The USD/JPY pair has faced selling pressure as the meeting between US President Joe Biden and House of Representatives Speaker Kevin McCarthy has been concluded without an agreement. Speaker McCarthy has termed the meeting as constructive but an agreement has not been made yet. US Biden has denied agreeing over proposed spending cuts in the budget calling them ‘extreme’ while Republicans are not supportive of the proposed new taxes on the Wealthy community.

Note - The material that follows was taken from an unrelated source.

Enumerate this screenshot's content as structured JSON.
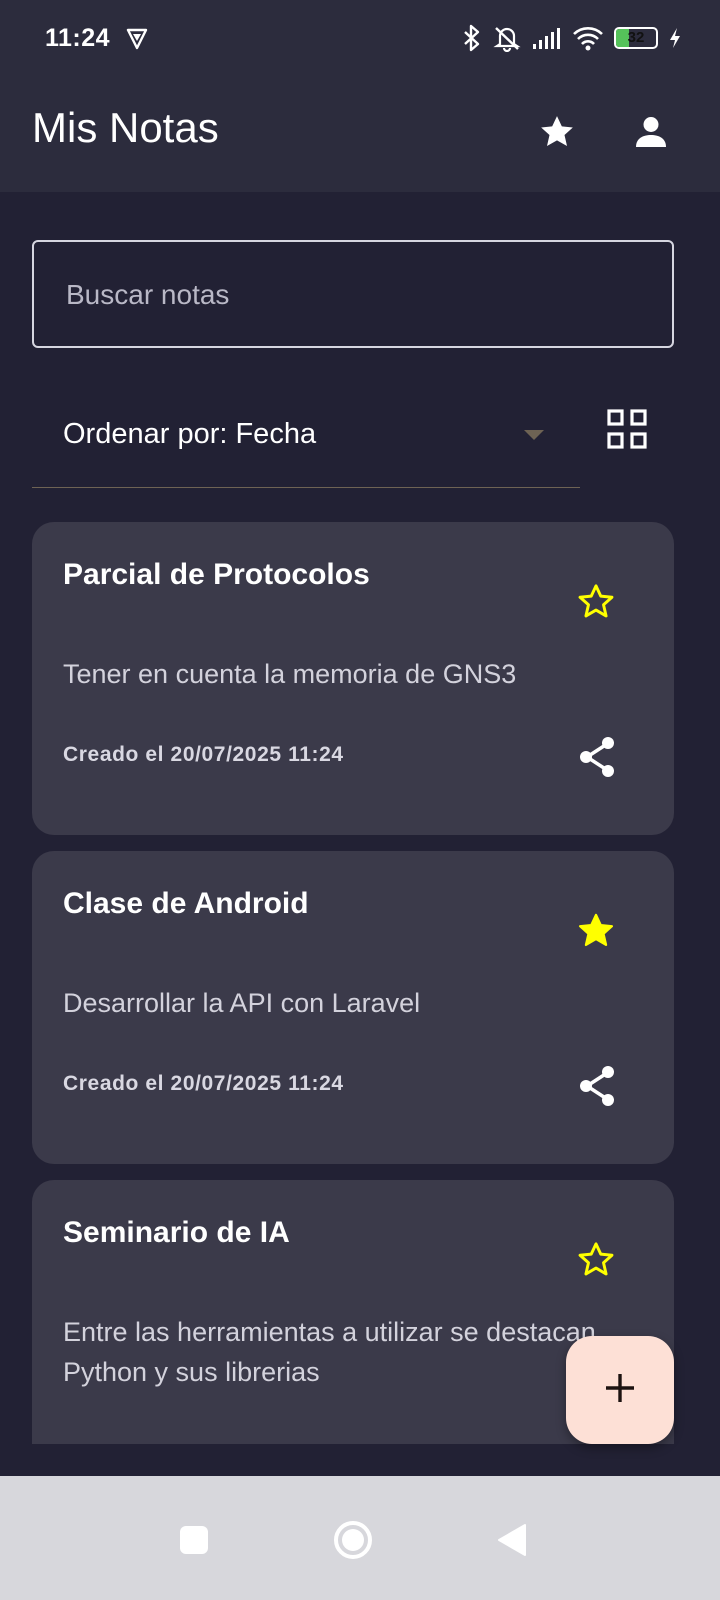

AUD/USD portrays a downbeat performance on early Tuesday, following a sluggish start of the week, as it takes offers to reverse the mid-Asian session rebound from intraday low to print mild losses around 0.6650 by the press time. In doing so, the Aussie pair bears the burden of the firmer US Dollar amid hopes of avoiding the US default, despite US President Joe Biden and House Speaker Kevin McCarthy’s failure to offer a deal to avoid the debt ceiling expiry during the latest negotiations. That said, US Dollar Index (DXY) grinds higher around 103.30 during the two-day uptrend by the press time.


NZD/USD is up by some 0.2% and has risen from a low of 0.6261 to reach a high of 0.6292 so far. However, we have the Reserve Bank of New Zealand tomorrow which is likely to see the Kiwi tread water ahead of the event. 

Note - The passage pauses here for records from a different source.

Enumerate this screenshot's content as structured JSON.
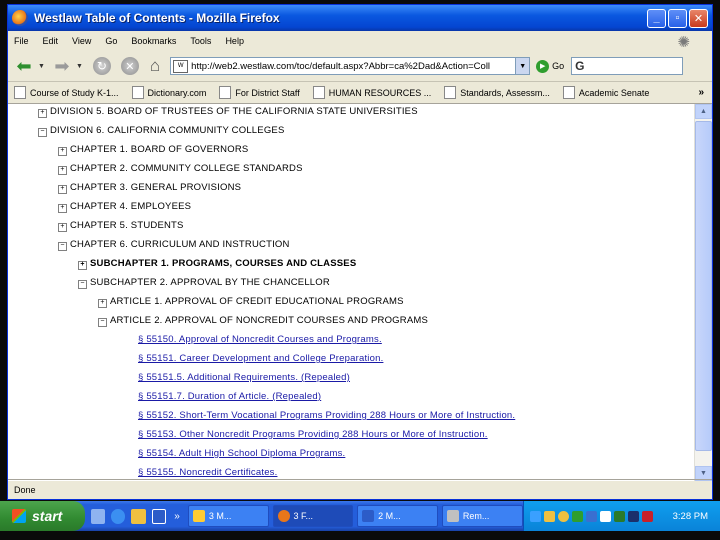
{
  "window": {
    "title": "Westlaw Table of Contents - Mozilla Firefox",
    "min_glyph": "_",
    "max_glyph": "▫",
    "close_glyph": "✕"
  },
  "menu": {
    "items": [
      "File",
      "Edit",
      "View",
      "Go",
      "Bookmarks",
      "Tools",
      "Help"
    ]
  },
  "nav": {
    "url": "http://web2.westlaw.com/toc/default.aspx?Abbr=ca%2Dad&Action=Coll",
    "go_label": "Go",
    "search_value": "G"
  },
  "bookmarks": {
    "items": [
      "Course of Study K-1...",
      "Dictionary.com",
      "For District Staff",
      "HUMAN RESOURCES ...",
      "Standards, Assessm...",
      "Academic Senate"
    ],
    "more": "»"
  },
  "toc": [
    {
      "text": "DIVISION 5. BOARD OF TRUSTEES OF THE CALIFORNIA STATE UNIVERSITIES",
      "toggle": "+",
      "level": 0,
      "style": "plain"
    },
    {
      "text": "DIVISION 6. CALIFORNIA COMMUNITY COLLEGES",
      "toggle": "−",
      "level": 0,
      "style": "plain"
    },
    {
      "text": "CHAPTER 1. BOARD OF GOVERNORS",
      "toggle": "+",
      "level": 1,
      "style": "plain"
    },
    {
      "text": "CHAPTER 2. COMMUNITY COLLEGE STANDARDS",
      "toggle": "+",
      "level": 1,
      "style": "plain"
    },
    {
      "text": "CHAPTER 3. GENERAL PROVISIONS",
      "toggle": "+",
      "level": 1,
      "style": "plain"
    },
    {
      "text": "CHAPTER 4. EMPLOYEES",
      "toggle": "+",
      "level": 1,
      "style": "plain"
    },
    {
      "text": "CHAPTER 5. STUDENTS",
      "toggle": "+",
      "level": 1,
      "style": "plain"
    },
    {
      "text": "CHAPTER 6. CURRICULUM AND INSTRUCTION",
      "toggle": "−",
      "level": 1,
      "style": "plain"
    },
    {
      "text": "SUBCHAPTER 1. PROGRAMS, COURSES AND CLASSES",
      "toggle": "+",
      "level": 2,
      "style": "bold"
    },
    {
      "text": "SUBCHAPTER 2. APPROVAL BY THE CHANCELLOR",
      "toggle": "−",
      "level": 2,
      "style": "plain"
    },
    {
      "text": "ARTICLE 1. APPROVAL OF CREDIT EDUCATIONAL PROGRAMS",
      "toggle": "+",
      "level": 3,
      "style": "plain"
    },
    {
      "text": "ARTICLE 2. APPROVAL OF NONCREDIT COURSES AND PROGRAMS",
      "toggle": "−",
      "level": 3,
      "style": "plain"
    },
    {
      "text": "§ 55150. Approval of Noncredit Courses and Programs.",
      "toggle": "",
      "level": 4,
      "style": "link"
    },
    {
      "text": "§ 55151. Career Development and College Preparation.",
      "toggle": "",
      "level": 4,
      "style": "link"
    },
    {
      "text": "§ 55151.5. Additional Requirements. (Repealed)",
      "toggle": "",
      "level": 4,
      "style": "link"
    },
    {
      "text": "§ 55151.7. Duration of Article. (Repealed)",
      "toggle": "",
      "level": 4,
      "style": "link"
    },
    {
      "text": "§ 55152. Short-Term Vocational Programs Providing 288 Hours or More of Instruction.",
      "toggle": "",
      "level": 4,
      "style": "link"
    },
    {
      "text": "§ 55153. Other Noncredit Programs Providing 288 Hours or More of Instruction.",
      "toggle": "",
      "level": 4,
      "style": "link"
    },
    {
      "text": "§ 55154. Adult High School Diploma Programs.",
      "toggle": "",
      "level": 4,
      "style": "link"
    },
    {
      "text": "§ 55155. Noncredit Certificates.",
      "toggle": "",
      "level": 4,
      "style": "link"
    }
  ],
  "status": {
    "text": "Done"
  },
  "taskbar": {
    "start": "start",
    "ql_more": "»",
    "tasks": [
      "3 M...",
      "3 F...",
      "2 M...",
      "Rem..."
    ],
    "clock": "3:28 PM"
  }
}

USD/CAD remains sidelined around 1.3500, after two consecutive days of inaction, as traders brace for a busy Tuesday amid early hours of Asian session. In doing so, the Loonie pair fails to justify the recently firmer prices of WTI crude oil, Canada’s key export, as firmer US Dollar and yields play their roles. If we trace the reason behind the pair’s dull performance on Monday, the Canadian Bank Holiday could be held responsible.


USD/CHF bulls return to the table after a two-day absence as the US Dollar ignores deadlock in debt ceiling talks to remain firmer. That said, the Swiss Franc (CHF) pair prints mild gains around 0.8990 by the press time. US Dollar Index (DXY) grinds higher past 103.00 during the two-day uptrend, close to 103.30 at the latest, even as US President Joe Biden and House Speaker Kevin McCarthy failed to offer a deal to avoid the debt ceiling expiry during the latest negotiations.


Oil prices rose in early Asian trade on Tuesday, extending gains into a third straight session as markets bet on an improvement in U.S. fuel demand ahead of the memorial day weekend, while a positive tone from lawmakers on raising the debt ceiling also aided sentiment.


Gold price remains on the back foot around the intraday low of near $1,961 as it drops for the second consecutive day while reversing Friday’s corrective bounce amid early Tuesday in Europe. In doing so, the precious metal bears the burden of the firmer US Dollar.

Any information provided therein are indicative and subjective to the technical analysis method or trading patterns used and the timing of their release. Those are provided as general market information and/or market commentary and/or the publication of market/factual data and should not be construed as containing personal and/or other investment recommendation, and/or to be Investment Advice or independent Investment Research. As such, the legal and regulatory requirements in relation to independent investment research do not apply to this material and it is not subject to any prohibition on dealing ahead of its dissemination. For the full Risk Disclaimer click here.